Arroyo Grande tape missing 80 minutes
September 9, 2014
By KAREN VELIE and DANIEL BLACKBURN
Surveillance video provided by Arroyo Grande officials showing interior and exterior views of City Hall on July 3 — when a reported late night rendezvous involving two top employees occurred — is missing 80 critical minutes.
The videos were provided to CalCoastNews in response to a public records request seeking additional information on a police response to reports of a missing person. When officers arrived at City Hall shortly before midnight, they discovered City Manager Steve Adams looking “disheveled,” and a partially dressed Community Development Director Teresa McClish peeking from behind her boss’s door. Adams told police McClish was not there, and then became angry with officers, according to officer reports.
On Sept. 2, CalCoastNews made a public records request for a copy of the official surveillance video from five cameras inside City Hall, and three positioned outside the building, spanning an eight-hour period, 4 p.m. through midnight on July 3.

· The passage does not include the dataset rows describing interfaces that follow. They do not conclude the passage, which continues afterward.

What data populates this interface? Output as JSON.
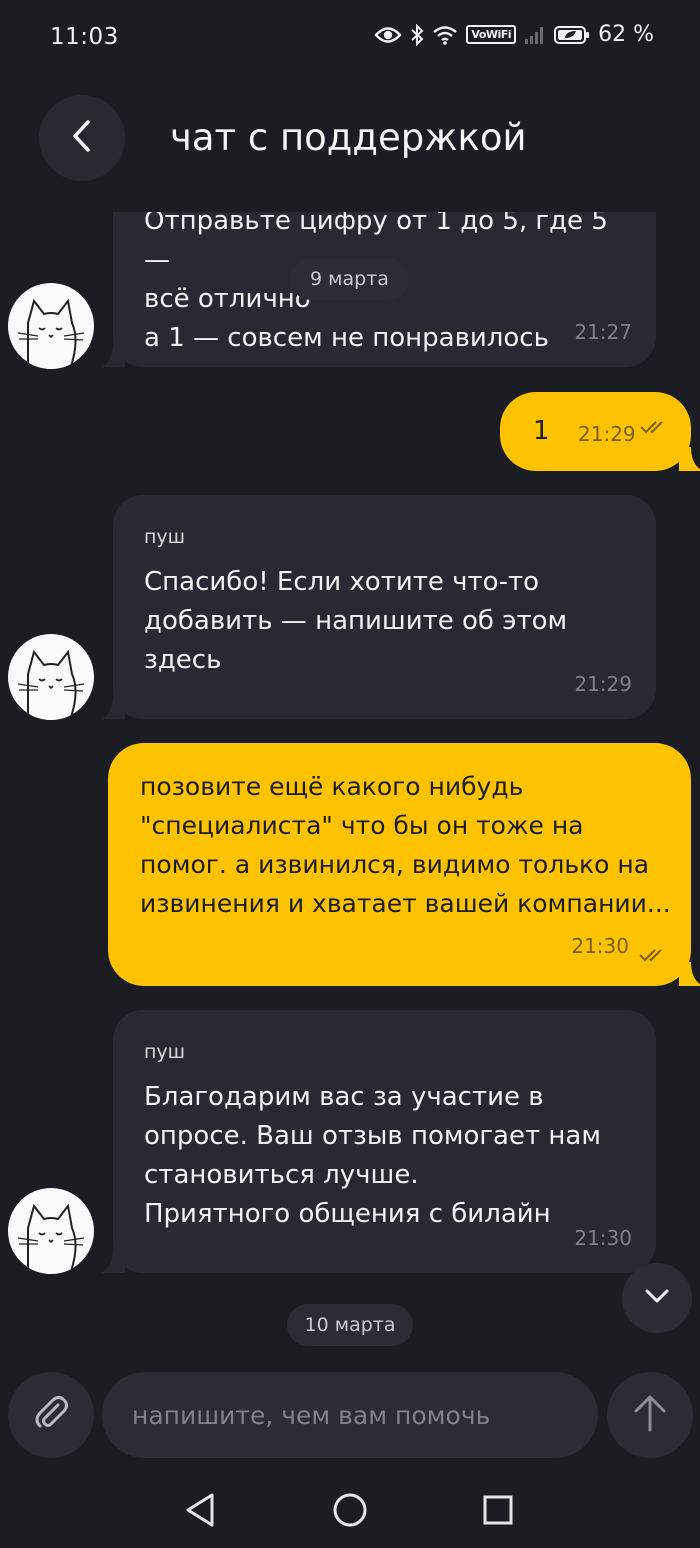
{
  "status_bar": {
    "time": "11:03",
    "network_badge": "VoWiFi",
    "battery": "62 %",
    "icons": [
      "eye-icon",
      "bluetooth-icon",
      "wifi-icon",
      "vowifi-icon",
      "signal-icon",
      "battery-icon"
    ]
  },
  "header": {
    "title": "чат с поддержкой",
    "back_icon": "chevron-left-icon"
  },
  "messages": [
    {
      "direction": "incoming",
      "sender": "",
      "lines": [
        "Отправьте цифру от 1 до 5, где 5 —",
        "всё отлично",
        "а 1 — совсем не понравилось"
      ],
      "time": "21:27"
    },
    {
      "direction": "outgoing",
      "text": "1",
      "time": "21:29",
      "status": "read"
    },
    {
      "direction": "incoming",
      "sender": "пуш",
      "lines": [
        "Спасибо! Если хотите что-то",
        "добавить — напишите об этом",
        "здесь"
      ],
      "time": "21:29"
    },
    {
      "direction": "outgoing",
      "lines": [
        "позовите ещё какого нибудь",
        "\"специалиста\" что бы он тоже на",
        "помог. а извинился, видимо только на",
        "извинения и хватает вашей компании..."
      ],
      "time": "21:30",
      "status": "read"
    },
    {
      "direction": "incoming",
      "sender": "пуш",
      "lines": [
        "Благодарим вас за участие в",
        "опросе. Ваш отзыв помогает нам",
        "становиться лучше.",
        "Приятного общения с билайн"
      ],
      "time": "21:30"
    }
  ],
  "date_separators": {
    "sticky": "9 марта",
    "bottom": "10 марта"
  },
  "composer": {
    "placeholder": "напишите, чем вам помочь",
    "attach_icon": "paperclip-icon",
    "send_icon": "arrow-up-icon"
  },
  "scroll_down_icon": "chevron-down-icon",
  "nav_bar": [
    "back-triangle-icon",
    "home-circle-icon",
    "recents-square-icon"
  ],
  "colors": {
    "background": "#1b1d23",
    "incoming_bubble": "#272a33",
    "outgoing_bubble": "#fdc300",
    "pill": "#2a2d35"
  }
}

City Clerk Kelly Wetmore responded by providing a copy that is missing several segments including from 10:07 p.m. through 11:28 p.m., a time during which Adams and McClish were inside the building. (City Hall videos appear to be time-stamped 37 minutes faster than local time.)
Additionally, City Hall camera eight is missing almost an hour, and video from camera six was not included in the city made video.

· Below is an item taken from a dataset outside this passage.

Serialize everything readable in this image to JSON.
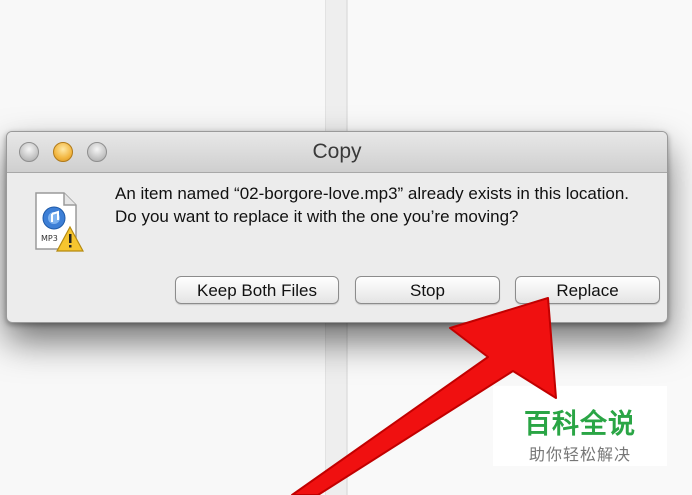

Wetmore has not yet responded to a public records request for the missing segments, and a request to provide an explanation about the missing segments in the original request.
Arroyo Grande has two sets of surveillance cameras: eight city hall cameras and 10 Blue Watch camera units. In addition to the 80-minute segment missing from the City Hall cameras, a public records request for copies of the Blue Watch surveillance video made from a four-lens camera outside Robert’s Restaurant resulted in a city video that was also missing segments.

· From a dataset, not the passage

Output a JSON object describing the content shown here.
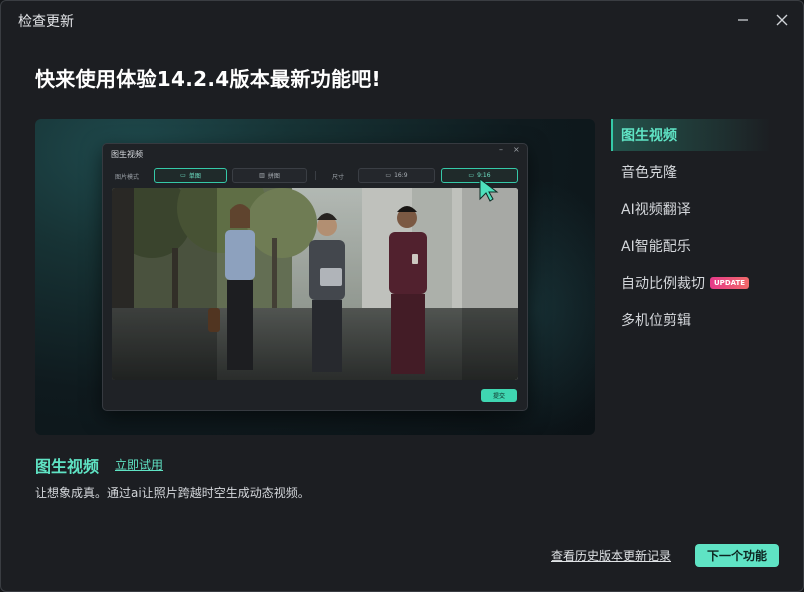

In the original tape provided by the city, the video from Camera two skips from 20:59:59 and starts back up at 23:00:00, while video from lens four skips from 20:59:59 to 22:00:00. The other two lenses have no long skips.
An analysis of the video indicates several significant portions of both videos where either delete or not copied.
Chief Steve Annibali explained the missing segments as issues with the wireless feed, and then provided complete video copies taken from the hard drive inside the Blue Watch camera unit, which included the previously missing segments.
Each of the city’s ten Blue Watch surveillance camera units sends a wireless signal to a tower above the city, which is then sent to the police department where a copy of the wireless feed is kept. Another copy not impacted by wireless interference is kept on the hard-drive, Annibali said.
Nevertheless, employees with Security Lines US, the company that installed the cameras, said that segments missing because of wireless feeds would be uniform amongst the four camera lenses on each unit, impeaching Annibali’s explanation.
CalCoastNews is providing portions of the dozens of hours of video received through public records requests. The video includes time stamps that correlate with some of the following times. At the end of the video, note that camera lens four is missing a segment between 8:59:59 and 10:00:00.
At 8:27 p.m., Adams and McClish leave the grand opening of Roberts Restaurant, which is across the street from City Hall, and walk to Rooster Creek for another glass of wine.
At 9:39, McClish walks across Mason Street and gets into her car parked at City Hall.
At 9:46, Adams crosses Mason Street about two car lengths from the brightly lit crosswalk. As he nears McClish’s car, several people leave Roberts Restaurant. Adams then turns and runs back across the street.
At 9:51, the people who departed Roberts Restaurant drive away, McClish flashes her car lights and Adams dashes back across the street towards McClish’s car.
Several segments of the Blue Watch video: